Take a look at the people who comprise your church and you will find many who can be labeled a servant. Beginning with the early churches many had to disband due to low attendance. Praise God for other small groups of families who took a leap of faith and built a house of worship. Through the years people have been saved or their faith strengthened because of Bible-believing churches. The musically talented who bring praise music each Sunday can be referred to as servants; a phrase from a song can draw the wayward Christian back to Jesus.

There are servants who continue the mission of the church by bringing the Gospel to children in Sunday school and to the youth on Wednesday nights. Church officers make decisions concerning the life of the church; others support and pray for missionaries and the idea people who plan spiritual activities. The church family comes together to hear the pastor’s message and to pray over the concerns of others. Jesus is changing lives in response to those prayers; words of encouragement linger in a person’s aching heart.

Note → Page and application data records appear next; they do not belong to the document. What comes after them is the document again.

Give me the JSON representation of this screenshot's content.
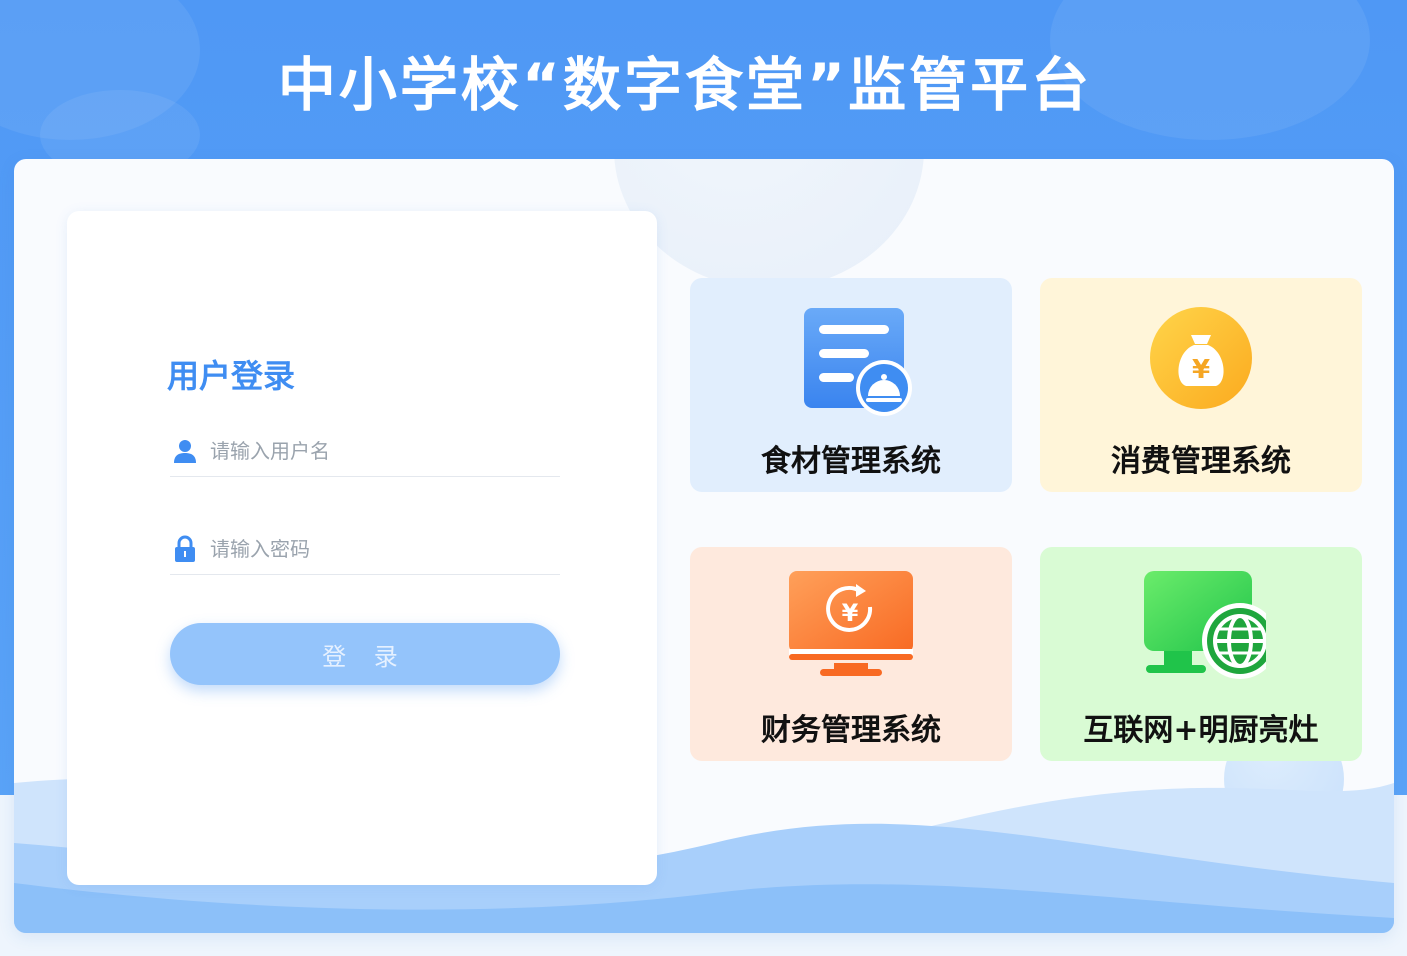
{
  "page": {
    "title": "中小学校“数字食堂”监管平台"
  },
  "login": {
    "title": "用户登录",
    "username_placeholder": "请输入用户名",
    "password_placeholder": "请输入密码",
    "submit_label": "登 录"
  },
  "systems": [
    {
      "label": "食材管理系统",
      "icon": "food-menu-icon",
      "bg": "#e1eefd"
    },
    {
      "label": "消费管理系统",
      "icon": "money-bag-icon",
      "bg": "#fff5d9"
    },
    {
      "label": "财务管理系统",
      "icon": "finance-monitor-icon",
      "bg": "#fee9dd"
    },
    {
      "label": "互联网+明厨亮灶",
      "icon": "internet-kitchen-icon",
      "bg": "#d9fbd4"
    }
  ],
  "colors": {
    "primary": "#3f8df2",
    "header_bg": "#4f98f5",
    "button": "#94c4fb"
  }
}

In any congregation there are behind-the-scenes servants in charge of remembering birthdays, keeping finances balanced, cleaning the church, answering phones and typing bulletins.  Many help with washing dishes, visiting nursing homes, bringing a meal or shaking a hand welcoming visitors. The nursery moms keep babies feeling loved and safe; handy men maintain the church building and lawn. Others drive the elderly to church so they can continue to worship.

These are thankless jobs but they are the back-bone of the church.  This is how the church survives and remains healthy because everyone works together for the glory of God.  Christ sees your selfless act of service and your faithfulness. “There are different kinds of spiritual gifts, but the same Spirit is the source of them all. There are different kinds of service, but we serve the same Lord. God works in different ways, but it is the same God who does the work in all of us,” I Corinthians 12:4-6.
by Sue Schmidt


The Carpenter Shop